The latest grocery share figures from Kantar Worldpanel, published today for the 12 weeks ending 30 October 2011, show the grocery market growing at 4.6% per year. However, this remains below the inflation rate of 6.1%, as households try to manage down their spending - a dominant trend for most of 2011.
Edward Garner, Director at Kantar Worldpanel, explains: “It comes as no surprise that, as shoppers try to control their budgets, an aggressive stance on price is driving retailer communication strategies. We have ‘The Big Price Drop’ from Tesco, ‘The Price Guarantee’ from Asda, ‘Brand Match’ from Sainsbury’s and ‘Price Crunch’ from Morrisons. The end result would appear to be a zero-sum game, as the performances from the big four show only marginal differences this period, with no outright winner.”
All top four retailers posted respectable performances this period. Asda stands out with its growth rate of 5.1% beating market growth for the first time since the beginning of 2010.

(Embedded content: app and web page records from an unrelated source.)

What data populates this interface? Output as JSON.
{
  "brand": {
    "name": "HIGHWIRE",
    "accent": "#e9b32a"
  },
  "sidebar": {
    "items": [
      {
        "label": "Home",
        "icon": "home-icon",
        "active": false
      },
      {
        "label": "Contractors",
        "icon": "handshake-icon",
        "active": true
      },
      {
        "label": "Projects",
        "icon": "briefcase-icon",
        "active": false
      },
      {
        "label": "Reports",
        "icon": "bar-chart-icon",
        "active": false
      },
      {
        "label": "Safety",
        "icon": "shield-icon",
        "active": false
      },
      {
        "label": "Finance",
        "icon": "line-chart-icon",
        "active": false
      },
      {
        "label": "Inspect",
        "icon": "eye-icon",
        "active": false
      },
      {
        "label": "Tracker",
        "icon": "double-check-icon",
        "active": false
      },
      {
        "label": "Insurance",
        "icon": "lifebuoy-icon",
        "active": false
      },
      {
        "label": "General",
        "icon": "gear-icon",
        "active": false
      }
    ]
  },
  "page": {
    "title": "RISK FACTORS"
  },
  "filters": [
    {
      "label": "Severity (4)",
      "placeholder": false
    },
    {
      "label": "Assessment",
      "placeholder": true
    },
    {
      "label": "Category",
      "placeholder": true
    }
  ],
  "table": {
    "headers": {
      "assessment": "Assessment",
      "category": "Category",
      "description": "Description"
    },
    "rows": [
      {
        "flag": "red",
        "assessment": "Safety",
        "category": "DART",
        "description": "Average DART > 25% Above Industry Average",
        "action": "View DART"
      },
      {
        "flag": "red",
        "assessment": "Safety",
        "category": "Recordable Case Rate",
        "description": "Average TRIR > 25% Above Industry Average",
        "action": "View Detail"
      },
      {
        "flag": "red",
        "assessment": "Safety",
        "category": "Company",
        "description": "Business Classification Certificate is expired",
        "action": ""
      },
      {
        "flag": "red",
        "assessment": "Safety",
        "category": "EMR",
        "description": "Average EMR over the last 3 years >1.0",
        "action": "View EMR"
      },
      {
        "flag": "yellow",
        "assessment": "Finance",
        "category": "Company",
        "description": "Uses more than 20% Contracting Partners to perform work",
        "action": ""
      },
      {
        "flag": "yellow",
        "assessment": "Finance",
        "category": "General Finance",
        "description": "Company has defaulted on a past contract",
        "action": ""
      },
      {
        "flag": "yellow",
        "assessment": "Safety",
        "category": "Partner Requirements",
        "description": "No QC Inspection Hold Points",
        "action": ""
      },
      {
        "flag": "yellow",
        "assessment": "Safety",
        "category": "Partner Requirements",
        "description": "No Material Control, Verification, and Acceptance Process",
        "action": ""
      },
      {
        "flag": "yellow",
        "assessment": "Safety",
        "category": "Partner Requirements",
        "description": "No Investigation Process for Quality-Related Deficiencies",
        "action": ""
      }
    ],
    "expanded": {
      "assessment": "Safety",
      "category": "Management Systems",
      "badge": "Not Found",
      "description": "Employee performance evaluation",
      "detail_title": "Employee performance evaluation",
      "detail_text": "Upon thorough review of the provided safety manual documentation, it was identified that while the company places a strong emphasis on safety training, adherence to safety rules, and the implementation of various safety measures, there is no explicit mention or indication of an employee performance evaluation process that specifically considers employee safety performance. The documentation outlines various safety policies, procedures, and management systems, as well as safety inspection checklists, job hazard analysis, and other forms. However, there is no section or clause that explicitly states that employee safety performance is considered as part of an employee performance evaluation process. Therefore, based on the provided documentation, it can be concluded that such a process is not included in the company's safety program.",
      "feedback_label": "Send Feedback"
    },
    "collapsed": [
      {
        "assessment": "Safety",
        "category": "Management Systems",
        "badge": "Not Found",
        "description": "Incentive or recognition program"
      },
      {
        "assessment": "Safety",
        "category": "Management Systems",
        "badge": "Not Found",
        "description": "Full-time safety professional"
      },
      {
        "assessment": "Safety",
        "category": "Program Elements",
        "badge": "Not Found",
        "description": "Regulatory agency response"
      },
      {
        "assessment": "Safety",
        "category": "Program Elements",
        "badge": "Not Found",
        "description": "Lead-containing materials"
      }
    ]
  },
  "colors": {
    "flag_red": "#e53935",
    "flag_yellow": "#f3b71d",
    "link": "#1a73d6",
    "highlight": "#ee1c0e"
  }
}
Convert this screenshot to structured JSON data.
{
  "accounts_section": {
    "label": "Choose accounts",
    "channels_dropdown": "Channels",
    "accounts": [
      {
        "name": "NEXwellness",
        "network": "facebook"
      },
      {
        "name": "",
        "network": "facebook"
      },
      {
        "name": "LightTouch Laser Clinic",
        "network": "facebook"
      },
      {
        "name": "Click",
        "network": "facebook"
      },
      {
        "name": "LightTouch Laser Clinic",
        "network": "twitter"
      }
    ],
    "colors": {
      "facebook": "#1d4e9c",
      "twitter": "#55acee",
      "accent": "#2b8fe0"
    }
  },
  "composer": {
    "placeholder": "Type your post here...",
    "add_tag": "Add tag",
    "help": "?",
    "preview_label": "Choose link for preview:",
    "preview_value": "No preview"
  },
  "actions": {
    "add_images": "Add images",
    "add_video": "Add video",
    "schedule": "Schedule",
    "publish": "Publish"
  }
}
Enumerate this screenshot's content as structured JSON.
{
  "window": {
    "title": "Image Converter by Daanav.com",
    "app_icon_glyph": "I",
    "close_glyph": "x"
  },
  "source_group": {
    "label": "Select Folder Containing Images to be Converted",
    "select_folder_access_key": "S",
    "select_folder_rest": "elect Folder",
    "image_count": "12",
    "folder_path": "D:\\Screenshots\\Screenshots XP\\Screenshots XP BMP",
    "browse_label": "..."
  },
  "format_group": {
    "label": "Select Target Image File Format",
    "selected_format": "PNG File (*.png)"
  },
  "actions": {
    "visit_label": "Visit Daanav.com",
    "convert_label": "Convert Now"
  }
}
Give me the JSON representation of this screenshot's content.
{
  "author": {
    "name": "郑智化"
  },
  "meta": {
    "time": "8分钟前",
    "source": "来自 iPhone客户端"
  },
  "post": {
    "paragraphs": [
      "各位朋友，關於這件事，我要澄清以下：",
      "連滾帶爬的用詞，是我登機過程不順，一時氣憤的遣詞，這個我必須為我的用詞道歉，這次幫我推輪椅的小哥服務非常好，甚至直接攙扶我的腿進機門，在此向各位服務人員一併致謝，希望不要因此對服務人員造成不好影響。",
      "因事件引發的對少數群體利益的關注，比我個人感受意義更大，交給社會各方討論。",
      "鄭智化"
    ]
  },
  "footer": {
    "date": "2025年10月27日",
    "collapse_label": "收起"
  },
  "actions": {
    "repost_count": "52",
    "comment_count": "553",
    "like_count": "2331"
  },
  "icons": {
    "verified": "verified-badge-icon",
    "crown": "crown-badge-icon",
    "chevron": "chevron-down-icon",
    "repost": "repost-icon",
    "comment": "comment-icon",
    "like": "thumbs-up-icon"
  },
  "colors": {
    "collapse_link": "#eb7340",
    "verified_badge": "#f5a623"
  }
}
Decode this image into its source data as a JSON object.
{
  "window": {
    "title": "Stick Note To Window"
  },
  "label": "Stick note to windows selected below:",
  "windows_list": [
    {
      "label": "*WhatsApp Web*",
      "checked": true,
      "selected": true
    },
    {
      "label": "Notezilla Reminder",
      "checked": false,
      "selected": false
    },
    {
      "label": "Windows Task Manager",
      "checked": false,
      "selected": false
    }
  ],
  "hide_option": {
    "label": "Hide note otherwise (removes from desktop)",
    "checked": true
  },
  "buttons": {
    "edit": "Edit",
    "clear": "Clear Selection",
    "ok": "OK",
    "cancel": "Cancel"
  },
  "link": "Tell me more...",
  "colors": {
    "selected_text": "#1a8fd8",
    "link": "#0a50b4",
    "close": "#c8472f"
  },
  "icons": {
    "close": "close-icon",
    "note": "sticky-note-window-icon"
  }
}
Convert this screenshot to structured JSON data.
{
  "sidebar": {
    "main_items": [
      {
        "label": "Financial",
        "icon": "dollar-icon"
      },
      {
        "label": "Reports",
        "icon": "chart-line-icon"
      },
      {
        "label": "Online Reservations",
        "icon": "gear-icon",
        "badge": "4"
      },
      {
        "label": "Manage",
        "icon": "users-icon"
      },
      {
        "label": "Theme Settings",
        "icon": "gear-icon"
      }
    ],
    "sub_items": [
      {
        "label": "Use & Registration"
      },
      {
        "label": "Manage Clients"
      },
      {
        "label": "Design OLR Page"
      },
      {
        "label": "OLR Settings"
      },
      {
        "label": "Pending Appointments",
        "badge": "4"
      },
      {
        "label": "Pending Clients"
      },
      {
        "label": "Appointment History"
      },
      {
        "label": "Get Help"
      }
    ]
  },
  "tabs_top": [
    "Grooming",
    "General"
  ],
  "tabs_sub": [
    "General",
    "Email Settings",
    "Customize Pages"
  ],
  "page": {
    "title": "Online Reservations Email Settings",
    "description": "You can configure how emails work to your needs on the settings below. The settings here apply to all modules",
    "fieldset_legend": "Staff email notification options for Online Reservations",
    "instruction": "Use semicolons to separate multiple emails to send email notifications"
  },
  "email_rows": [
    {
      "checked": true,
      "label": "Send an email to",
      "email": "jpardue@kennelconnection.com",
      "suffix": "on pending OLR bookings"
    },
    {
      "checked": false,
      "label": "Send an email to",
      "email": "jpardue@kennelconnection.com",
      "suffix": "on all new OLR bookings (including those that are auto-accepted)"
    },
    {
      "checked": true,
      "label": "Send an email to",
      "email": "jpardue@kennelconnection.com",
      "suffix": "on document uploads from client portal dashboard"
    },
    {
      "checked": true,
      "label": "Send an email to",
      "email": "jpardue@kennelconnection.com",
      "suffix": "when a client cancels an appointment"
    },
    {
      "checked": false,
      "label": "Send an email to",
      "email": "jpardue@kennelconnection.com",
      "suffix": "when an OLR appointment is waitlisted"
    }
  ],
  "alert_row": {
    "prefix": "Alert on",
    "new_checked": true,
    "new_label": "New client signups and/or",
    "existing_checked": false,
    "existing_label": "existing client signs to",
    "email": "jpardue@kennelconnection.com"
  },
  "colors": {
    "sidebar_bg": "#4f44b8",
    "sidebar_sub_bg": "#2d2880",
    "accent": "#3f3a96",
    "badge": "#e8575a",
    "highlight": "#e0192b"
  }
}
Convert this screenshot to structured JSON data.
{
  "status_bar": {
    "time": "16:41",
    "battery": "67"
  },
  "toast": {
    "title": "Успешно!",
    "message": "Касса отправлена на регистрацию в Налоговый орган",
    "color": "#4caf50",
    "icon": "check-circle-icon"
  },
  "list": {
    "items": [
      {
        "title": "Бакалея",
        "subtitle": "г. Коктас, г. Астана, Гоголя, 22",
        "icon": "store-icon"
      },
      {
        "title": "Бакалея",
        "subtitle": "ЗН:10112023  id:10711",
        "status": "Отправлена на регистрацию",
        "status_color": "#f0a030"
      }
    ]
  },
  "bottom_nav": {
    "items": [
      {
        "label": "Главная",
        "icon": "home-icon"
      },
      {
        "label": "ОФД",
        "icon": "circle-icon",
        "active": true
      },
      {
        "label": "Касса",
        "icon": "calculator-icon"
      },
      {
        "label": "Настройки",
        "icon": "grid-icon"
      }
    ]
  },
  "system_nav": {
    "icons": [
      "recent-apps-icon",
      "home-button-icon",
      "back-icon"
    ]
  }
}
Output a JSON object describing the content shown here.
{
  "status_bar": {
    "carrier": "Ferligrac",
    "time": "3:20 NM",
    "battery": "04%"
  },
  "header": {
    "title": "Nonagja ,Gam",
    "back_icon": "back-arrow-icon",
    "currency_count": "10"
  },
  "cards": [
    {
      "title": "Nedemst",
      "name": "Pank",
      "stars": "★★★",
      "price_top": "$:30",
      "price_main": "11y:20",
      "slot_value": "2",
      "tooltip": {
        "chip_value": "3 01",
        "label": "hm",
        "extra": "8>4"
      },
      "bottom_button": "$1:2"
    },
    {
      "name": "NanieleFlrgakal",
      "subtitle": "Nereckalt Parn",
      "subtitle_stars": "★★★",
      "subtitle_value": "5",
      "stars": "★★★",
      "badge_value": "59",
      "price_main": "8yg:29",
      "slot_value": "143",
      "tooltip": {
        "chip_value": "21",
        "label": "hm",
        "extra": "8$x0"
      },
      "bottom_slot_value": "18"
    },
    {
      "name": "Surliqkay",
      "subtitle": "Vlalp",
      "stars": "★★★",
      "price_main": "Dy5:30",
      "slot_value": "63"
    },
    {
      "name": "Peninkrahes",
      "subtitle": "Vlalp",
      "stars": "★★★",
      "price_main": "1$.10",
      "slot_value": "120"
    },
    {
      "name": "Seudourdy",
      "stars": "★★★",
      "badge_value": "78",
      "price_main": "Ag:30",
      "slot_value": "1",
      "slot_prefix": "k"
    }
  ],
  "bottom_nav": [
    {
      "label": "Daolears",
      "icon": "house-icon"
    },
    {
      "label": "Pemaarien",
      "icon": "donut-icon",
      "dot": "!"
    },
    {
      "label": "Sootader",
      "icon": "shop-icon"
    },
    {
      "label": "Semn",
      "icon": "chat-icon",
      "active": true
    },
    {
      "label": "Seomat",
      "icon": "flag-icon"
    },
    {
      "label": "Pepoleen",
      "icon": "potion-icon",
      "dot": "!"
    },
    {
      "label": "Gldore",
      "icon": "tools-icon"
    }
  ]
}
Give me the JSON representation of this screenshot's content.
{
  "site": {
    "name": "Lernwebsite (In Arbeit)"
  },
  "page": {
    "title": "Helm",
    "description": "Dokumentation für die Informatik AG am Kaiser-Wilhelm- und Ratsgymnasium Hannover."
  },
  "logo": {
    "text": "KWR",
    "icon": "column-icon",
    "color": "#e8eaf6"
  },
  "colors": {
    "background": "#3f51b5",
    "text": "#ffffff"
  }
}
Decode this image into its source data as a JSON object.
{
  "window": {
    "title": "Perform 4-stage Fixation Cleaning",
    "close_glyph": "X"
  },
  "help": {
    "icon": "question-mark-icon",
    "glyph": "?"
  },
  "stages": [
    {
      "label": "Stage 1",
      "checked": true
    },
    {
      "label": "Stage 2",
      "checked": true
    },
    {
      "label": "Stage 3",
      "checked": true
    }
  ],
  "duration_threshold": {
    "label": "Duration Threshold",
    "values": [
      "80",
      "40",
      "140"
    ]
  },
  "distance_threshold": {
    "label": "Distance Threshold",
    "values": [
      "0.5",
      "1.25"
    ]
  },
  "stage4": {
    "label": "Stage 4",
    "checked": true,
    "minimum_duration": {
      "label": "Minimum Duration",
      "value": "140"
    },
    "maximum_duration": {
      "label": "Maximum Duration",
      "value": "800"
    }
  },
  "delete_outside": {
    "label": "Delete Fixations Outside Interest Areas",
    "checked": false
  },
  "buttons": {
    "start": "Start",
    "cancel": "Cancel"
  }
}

The discounters continue their strong run, particularly Aldi with year-on-year growth of 18.8% and an increase of its share from 2.3% to 2.6%. However there are now signs of a slackening of pace as shares and growth rates for both Aldi and Lidl have fallen back from recent peaks.
The economic climate is favouring the value-for-money offering from frozen foods and Iceland has posted growth of 11.6% - the highest since the 2008/9 recession.
Edward continues: “Given the universal emphasis on price across the sector, the big four retailers will need to differentiate themselves. Own-label brands are an obvious way of doing this. We are already seeing double-digit growth for Tesco Finest and substantial revamps for own-label ranges at Asda, Sainsbury’s and Morrisons – suggesting this might be a key battleground going forward.”
An update on inflation
Grocery inflation stands at 6.1%* for the 12 week period ending 30 October 2011. This is an increase on the 5.7% reported last period and continues the rising trend we have seen throughout 2011. However, this remains well below the levels of over 9% we saw during the 2008 recession and it is our view that it is now close to its peak and will decline going into 2012.
*This figure is based on over 75,000 identical products compared year-on-year in the proportions purchased by British shoppers and therefore represents the most authoritative figure currently available. It is a ‘pure’ inflation measure in that shopping behaviour is held constant between the two comparison periods – shoppers are likely to achieve a lower personal inflation rate if they trade down or seek out more offers.